Businesswoman Florence Parly, who worked previously in a Socialist government and for major French transport companies, was named defence minister, and law expert Nicole Belloubet was nominated justice minister, replacing two of the departed.
Jacques Mezard moved from the Agriculture Ministry to the territorial planning ministry vacated by Macron's right-hand man Richard Ferrand earlier this week. Macron loyalist Stephane Travert took over the agriculture portfolio.
Macron's reshuffle, tapping more people from the non-political world, reflects the profile of many of his newly elected members of parliament.
It also keeps a fragile balance of people from left, right and centre and has one more women than men.
The reshuffle came after a group of ministers from an affiliated centrist party, MoDem, resigned over allegations the party misused European parliamentary funds.
Those who departed the justice and defence ministries were, respectively, Francois Bayrou, MoDem party leader, and Sylvie Goulard - who had been seen as a key plank of Macron's plan for closer ties with Germany.

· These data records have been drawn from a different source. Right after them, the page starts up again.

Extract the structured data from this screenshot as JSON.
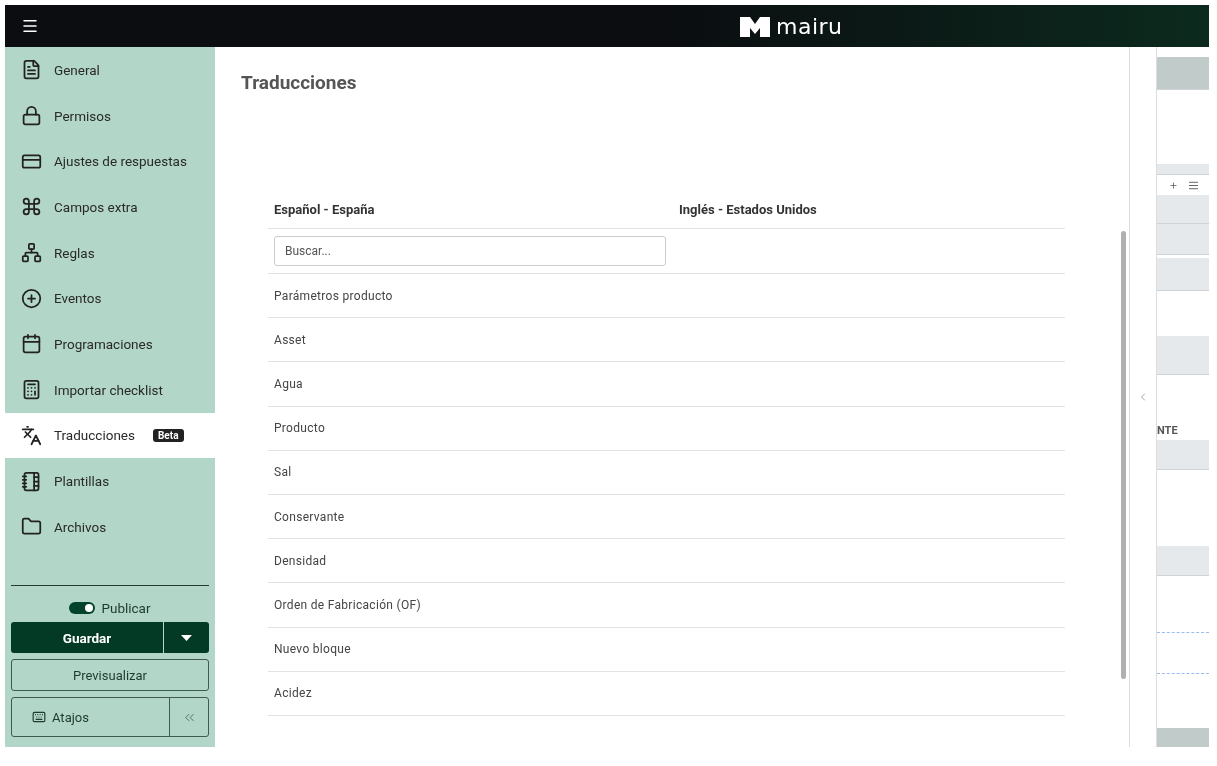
{
  "brand": {
    "name": "mairu"
  },
  "sidebar": {
    "items": [
      {
        "label": "General",
        "selected": false
      },
      {
        "label": "Permisos",
        "selected": false
      },
      {
        "label": "Ajustes de respuestas",
        "selected": false
      },
      {
        "label": "Campos extra",
        "selected": false
      },
      {
        "label": "Reglas",
        "selected": false
      },
      {
        "label": "Eventos",
        "selected": false
      },
      {
        "label": "Programaciones",
        "selected": false
      },
      {
        "label": "Importar checklist",
        "selected": false
      },
      {
        "label": "Traducciones",
        "selected": true,
        "badge": "Beta"
      },
      {
        "label": "Plantillas",
        "selected": false
      },
      {
        "label": "Archivos",
        "selected": false
      }
    ],
    "publish": {
      "label": "Publicar",
      "on": true
    },
    "save_button": "Guardar",
    "preview_button": "Previsualizar",
    "shortcuts_button": "Atajos"
  },
  "page": {
    "title": "Traducciones",
    "table": {
      "columns": [
        "Español - España",
        "Inglés - Estados Unidos"
      ],
      "search": {
        "placeholder": "Buscar..."
      },
      "rows": [
        "Parámetros producto",
        "Asset",
        "Agua",
        "Producto",
        "Sal",
        "Conservante",
        "Densidad",
        "Orden de Fabricación (OF)",
        "Nuevo bloque",
        "Acidez"
      ]
    }
  },
  "preview_strip": {
    "heading": "NTE"
  }
}
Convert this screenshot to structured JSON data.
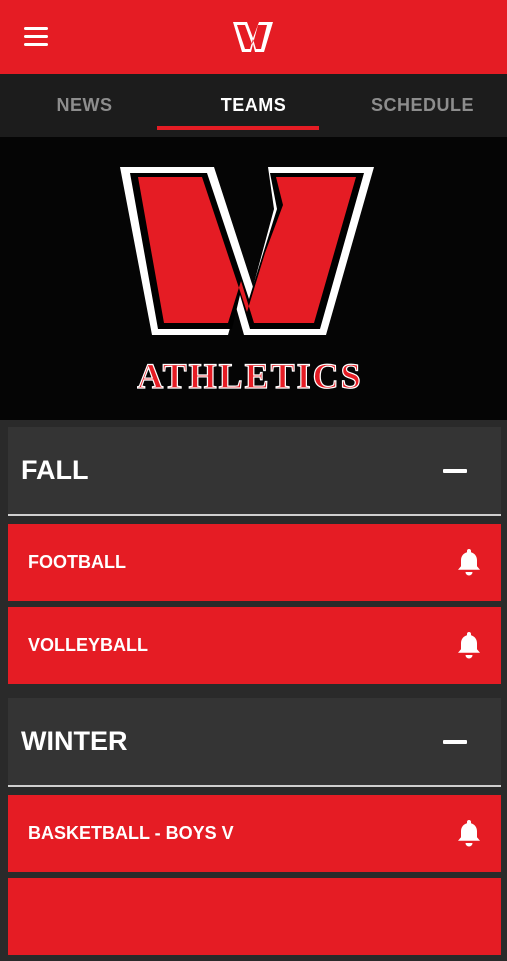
{
  "header": {
    "menu_icon": "hamburger-menu-icon",
    "logo_text": "W"
  },
  "tabs": [
    {
      "label": "NEWS",
      "active": false
    },
    {
      "label": "TEAMS",
      "active": true
    },
    {
      "label": "SCHEDULE",
      "active": false
    }
  ],
  "hero": {
    "logo_letter": "W",
    "logo_text": "ATHLETICS"
  },
  "sections": [
    {
      "title": "FALL",
      "teams": [
        "FOOTBALL",
        "VOLLEYBALL"
      ]
    },
    {
      "title": "WINTER",
      "teams": [
        "BASKETBALL - BOYS V"
      ]
    }
  ],
  "colors": {
    "brand_red": "#e51c24",
    "tab_bar": "#1c1c1c",
    "section_bg": "#343434",
    "page_bg": "#2a2a2a"
  }
}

Bayrou, a Macron ally since endorsing his centrist bid for the presidency in February, said he quit to protect the government from the scandal that has engulfed him.
"I will stand by the president and faithfully support him with a political and personal understanding that is dear to me," Bayrou told journalists.
His centre-right party is embroiled in a judicial probe into claims it misused EU parliamentary funds, and its importance as a Macron ally waned after his Republic on the Move (LREM) party won a big majority in Sunday's parliamentary election. The majority is so large that Macron does not need MoDem to get planned pro-business labour reforms through parliament.
Earlier on Wednesday his camp was in upbeat mood.
"It simplifies things," government spokesman Christophe Castaner said on Europe 1 radio. "We have a majority after Sunday's big win and we have the wherewithal to govern. So now it's time to get to work."
MoDem's departure, however, risks unbalancing Macron's carefully crafted government of the left, right and centre, which broke with convention as he extended his support base.
But in a further sign of how Macron has dismantled France's traditional left-right divide, a lawmaker from the main conservative Republicans party said he was forming a splinter group that would back the president on some reforms.
"We're working on the creation of ... a new force in parliament," Thierry Solere told reporters, adding that the roughly 40-strong group would include Republicans and legislators from the Union of Democrats and Independents.
Macron's LREM won 308 seats in the 577-strong National Assembly on Sunday, while MoDem gained 42.
Goulard, a European expert well known in Brussels and Berlin, had emphasised her pro-EU push and desire to work towards greater defence integration.
"No other French politician knew how to talk to the Germans in quite the same way. With her goes the hope of more integration in the defence sector. At least for now," said Britain-based think-tank Eurointelligence.
(Additional reporting by Ingrid Melander, Jean-Baptiste Vey, Brian Love, Leigh Thomas and Richard Lough, Writing by Richard Lough and Andrew Callus; Editing by Mark Heinrich)